== Description of the task ==
Output the lines of the records from the one containing "Parse this screenshot: output" through the last, both ends included. Leave pictures out.

== Data provided ==
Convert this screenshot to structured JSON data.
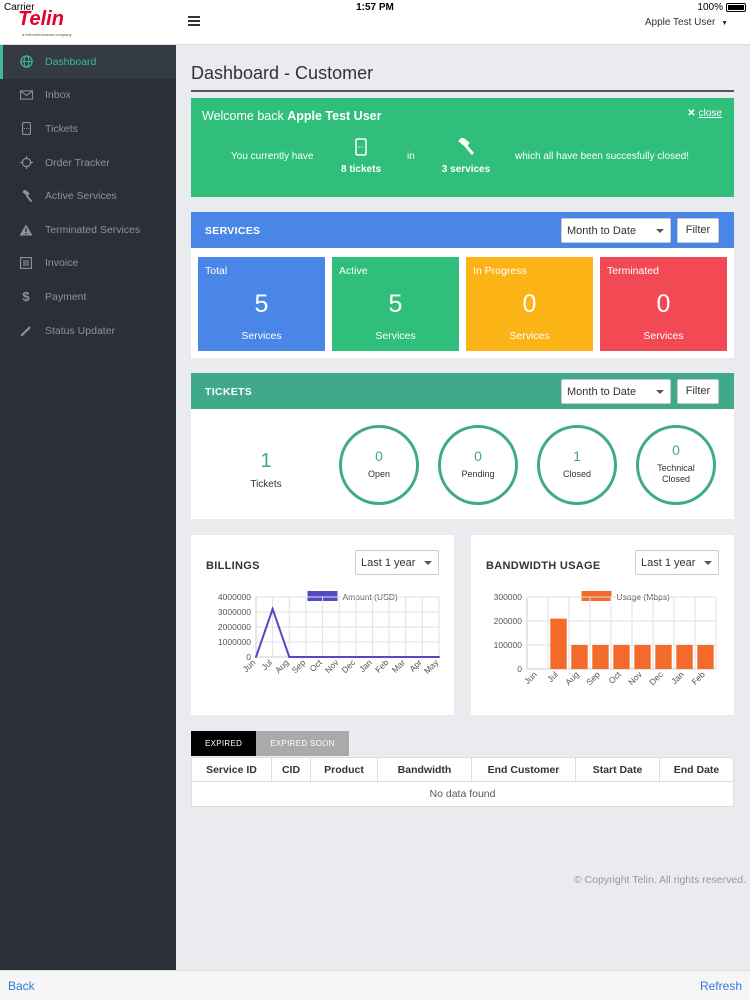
{
  "status_bar": {
    "carrier": "Carrier",
    "time": "1:57 PM",
    "battery": "100%"
  },
  "header": {
    "logo": "Telin",
    "logo_sub": "a telkomindonesia company",
    "user": "Apple Test User"
  },
  "sidebar": {
    "items": [
      {
        "label": "Dashboard",
        "icon": "globe-icon"
      },
      {
        "label": "Inbox",
        "icon": "envelope-icon"
      },
      {
        "label": "Tickets",
        "icon": "ticket-icon"
      },
      {
        "label": "Order Tracker",
        "icon": "crosshair-icon"
      },
      {
        "label": "Active Services",
        "icon": "gavel-icon"
      },
      {
        "label": "Terminated Services",
        "icon": "warning-icon"
      },
      {
        "label": "Invoice",
        "icon": "invoice-icon"
      },
      {
        "label": "Payment",
        "icon": "dollar-icon"
      },
      {
        "label": "Status Updater",
        "icon": "pencil-icon"
      }
    ]
  },
  "page": {
    "title": "Dashboard - Customer"
  },
  "welcome": {
    "prefix": "Welcome back",
    "user": "Apple Test User",
    "close": "close",
    "text_before": "You currently have",
    "tickets": "8 tickets",
    "text_in": "in",
    "services": "3 services",
    "text_after": "which all have been succesfully closed!",
    "color": "#2fbf7a"
  },
  "services": {
    "title": "SERVICES",
    "period": "Month to Date",
    "filter": "Filter",
    "color": "#4a86e8",
    "cards": [
      {
        "label": "Total",
        "value": "5",
        "sub": "Services",
        "color": "#4a86e8"
      },
      {
        "label": "Active",
        "value": "5",
        "sub": "Services",
        "color": "#2fbf7a"
      },
      {
        "label": "In Progress",
        "value": "0",
        "sub": "Services",
        "color": "#fbb316"
      },
      {
        "label": "Terminated",
        "value": "0",
        "sub": "Services",
        "color": "#f24a55"
      }
    ]
  },
  "tickets": {
    "title": "TICKETS",
    "period": "Month to Date",
    "filter": "Filter",
    "color": "#3fa98a",
    "total": {
      "value": "1",
      "label": "Tickets"
    },
    "circles": [
      {
        "value": "0",
        "label": "Open"
      },
      {
        "value": "0",
        "label": "Pending"
      },
      {
        "value": "1",
        "label": "Closed"
      },
      {
        "value": "0",
        "label": "Technical Closed"
      }
    ]
  },
  "billings": {
    "title": "BILLINGS",
    "period": "Last 1 year"
  },
  "bandwidth": {
    "title": "BANDWIDTH USAGE",
    "period": "Last 1 year"
  },
  "chart_data": [
    {
      "type": "line",
      "legend": "Amount (USD)",
      "color": "#5548c4",
      "categories": [
        "Jun",
        "Jul",
        "Aug",
        "Sep",
        "Oct",
        "Nov",
        "Dec",
        "Jan",
        "Feb",
        "Mar",
        "Apr",
        "May"
      ],
      "values": [
        0,
        3200000,
        0,
        0,
        0,
        0,
        0,
        0,
        0,
        0,
        0,
        0
      ],
      "ylim": [
        0,
        4000000
      ],
      "yticks": [
        "4000000",
        "3000000",
        "2000000",
        "1000000",
        "0"
      ],
      "grid": true
    },
    {
      "type": "bar",
      "legend": "Usage (Mbps)",
      "color": "#f26b2a",
      "categories": [
        "Jun",
        "Jul",
        "Aug",
        "Sep",
        "Oct",
        "Nov",
        "Dec",
        "Jan",
        "Feb"
      ],
      "values": [
        0,
        210000,
        100000,
        100000,
        100000,
        100000,
        100000,
        100000,
        100000
      ],
      "ylim": [
        0,
        300000
      ],
      "yticks": [
        "300000",
        "200000",
        "100000",
        "0"
      ],
      "grid": true
    }
  ],
  "table": {
    "tabs": [
      "EXPIRED",
      "EXPIRED SOON"
    ],
    "columns": [
      "Service ID",
      "CID",
      "Product",
      "Bandwidth",
      "End Customer",
      "Start Date",
      "End Date"
    ],
    "empty": "No data found"
  },
  "footer": {
    "copyright": "© Copyright Telin. All rights reserved."
  },
  "bottom_bar": {
    "back": "Back",
    "refresh": "Refresh"
  }
}
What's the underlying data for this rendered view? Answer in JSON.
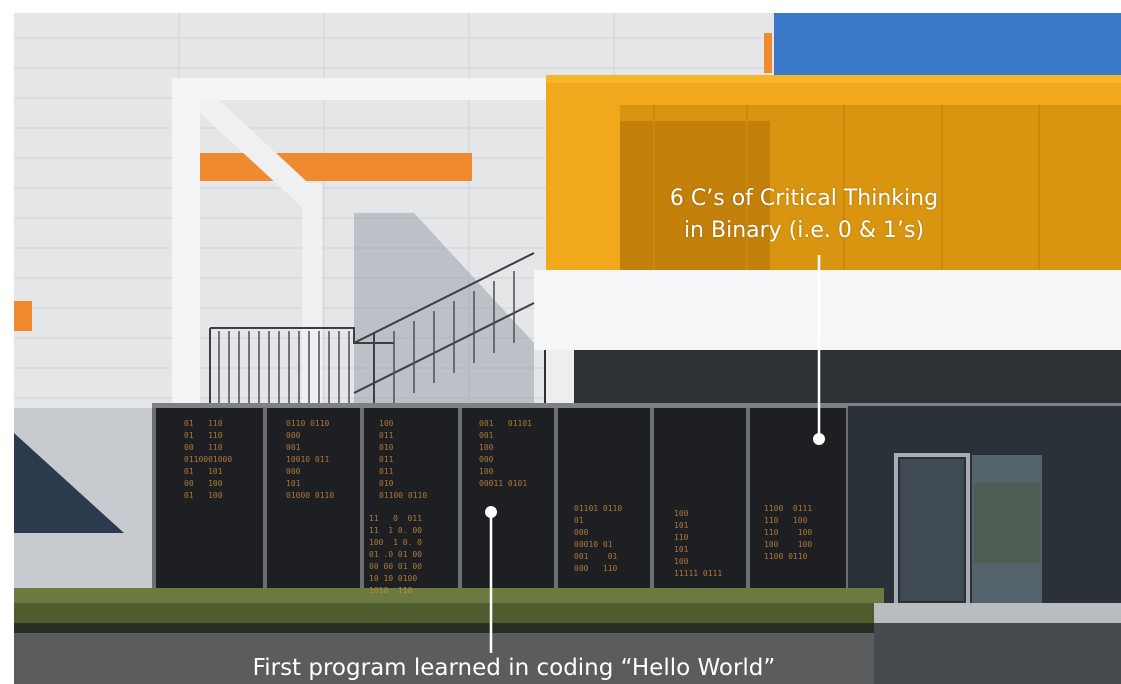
{
  "annotations": {
    "top_caption": "6 C’s of Critical Thinking\nin Binary (i.e. 0 & 1’s)",
    "bottom_caption": "First program learned in coding “Hello World”"
  },
  "scene": {
    "wall_color": "#e4e6e8",
    "accent_orange": "#f08a2e",
    "canopy_yellow": "#f2a81d",
    "sky_blue": "#3a78c8",
    "screen_black": "#1d1f22",
    "grass_green": "#6b7a3e",
    "binary_color": "#c8873a"
  },
  "binary_blocks": [
    "01   110\n01   110\n00   110\n0110001000\n01   101\n00   100\n01   100",
    "0110 0110\n000\n001\n10010 011\n000\n101\n01000 0110",
    "100\n011\n010\n011\n011\n010\n01100 0110",
    "11   0  011\n11  1 0. 00\n100  1 0. 0\n01 .0 01 00\n00 00 01 00\n10 10 0100\n1010  110",
    "001   01101\n001\n100\n000\n100\n00011 0101",
    "01101 0110\n01\n000\n00010 01\n001    01\n000   110",
    "1100  0111\n110   100\n110    100\n100    100\n1100 0110",
    "100\n101\n110\n101\n100\n11111 0111"
  ]
}
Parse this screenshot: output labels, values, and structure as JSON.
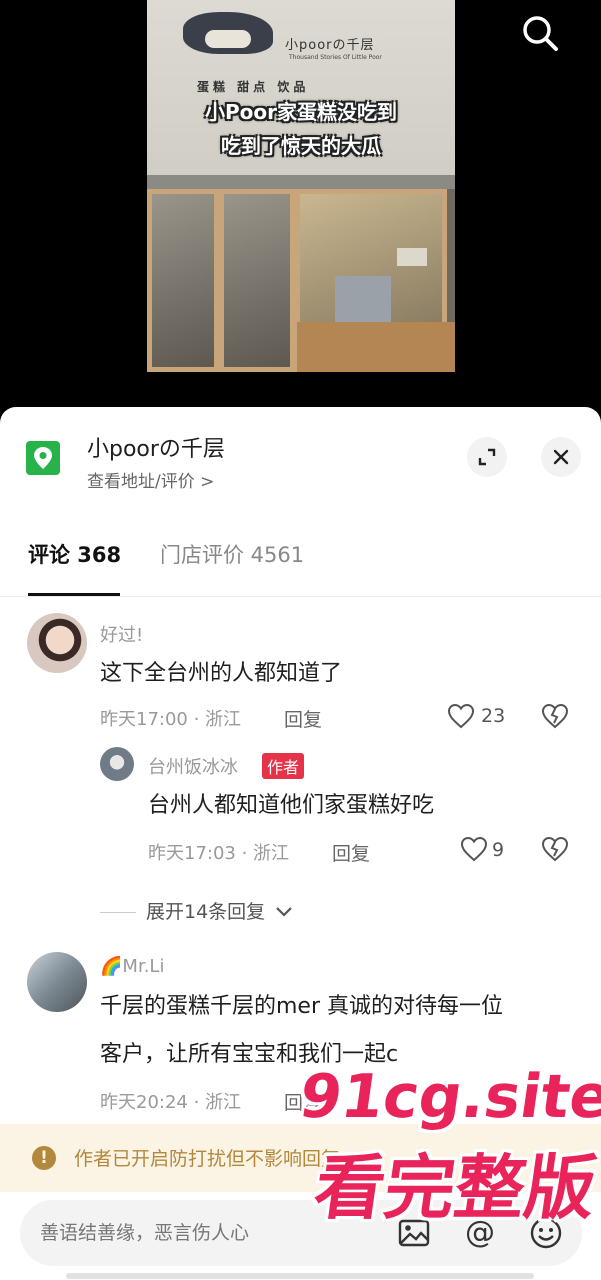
{
  "video": {
    "caption_line1": "小Poor家蛋糕没吃到",
    "caption_line2": "吃到了惊天的大瓜",
    "sign_name": "小poorの千层",
    "sign_subtitle": "Thousand Stories Of Little Poor",
    "sign_menu": "蛋糕 甜点 饮品",
    "search_icon": "search-icon"
  },
  "store": {
    "name": "小poorの千层",
    "link": "查看地址/评价 >",
    "pin_icon": "location-pin-icon",
    "expand_icon": "expand-icon",
    "close_icon": "close-icon",
    "accent_color": "#27b24a"
  },
  "tabs": {
    "comments": "评论 368",
    "reviews": "门店评价 4561"
  },
  "comments": [
    {
      "user": "好过!",
      "text": "这下全台州的人都知道了",
      "time": "昨天17:00 · 浙江",
      "reply": "回复",
      "likes": "23"
    },
    {
      "user": "台州饭冰冰",
      "badge": "作者",
      "text": "台州人都知道他们家蛋糕好吃",
      "time": "昨天17:03 · 浙江",
      "reply": "回复",
      "likes": "9"
    },
    {
      "user": "🌈Mr.Li",
      "text_line1": "千层的蛋糕千层的mer 真诚的对待每一位",
      "text_line2": "客户，让所有宝宝和我们一起c",
      "time": "昨天20:24 · 浙江",
      "reply": "回复"
    }
  ],
  "expand_replies": "展开14条回复",
  "notice": {
    "text": "作者已开启防打扰但不影响回复",
    "color": "#b2883d"
  },
  "input": {
    "placeholder": "善语结善缘，恶言伤人心"
  },
  "watermark": {
    "line1": "91cg.site",
    "line2": "看完整版",
    "color": "#e8245a"
  }
}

== Response to this task ==
Parse this screenshot: output labels, values, and structure as JSON.
{
  "video": {
    "caption_line1": "小Poor家蛋糕没吃到",
    "caption_line2": "吃到了惊天的大瓜",
    "sign_name": "小poorの千层",
    "sign_subtitle": "Thousand Stories Of Little Poor",
    "sign_menu": "蛋糕 甜点 饮品",
    "search_icon": "search-icon"
  },
  "store": {
    "name": "小poorの千层",
    "link": "查看地址/评价 >",
    "pin_icon": "location-pin-icon",
    "expand_icon": "expand-icon",
    "close_icon": "close-icon",
    "accent_color": "#27b24a"
  },
  "tabs": {
    "comments": "评论 368",
    "reviews": "门店评价 4561"
  },
  "comments": [
    {
      "user": "好过!",
      "text": "这下全台州的人都知道了",
      "time": "昨天17:00 · 浙江",
      "reply": "回复",
      "likes": "23"
    },
    {
      "user": "台州饭冰冰",
      "badge": "作者",
      "text": "台州人都知道他们家蛋糕好吃",
      "time": "昨天17:03 · 浙江",
      "reply": "回复",
      "likes": "9"
    },
    {
      "user": "🌈Mr.Li",
      "text_line1": "千层的蛋糕千层的mer 真诚的对待每一位",
      "text_line2": "客户，让所有宝宝和我们一起c",
      "time": "昨天20:24 · 浙江",
      "reply": "回复"
    }
  ],
  "expand_replies": "展开14条回复",
  "notice": {
    "text": "作者已开启防打扰但不影响回复",
    "color": "#b2883d"
  },
  "input": {
    "placeholder": "善语结善缘，恶言伤人心"
  },
  "watermark": {
    "line1": "91cg.site",
    "line2": "看完整版",
    "color": "#e8245a"
  }
}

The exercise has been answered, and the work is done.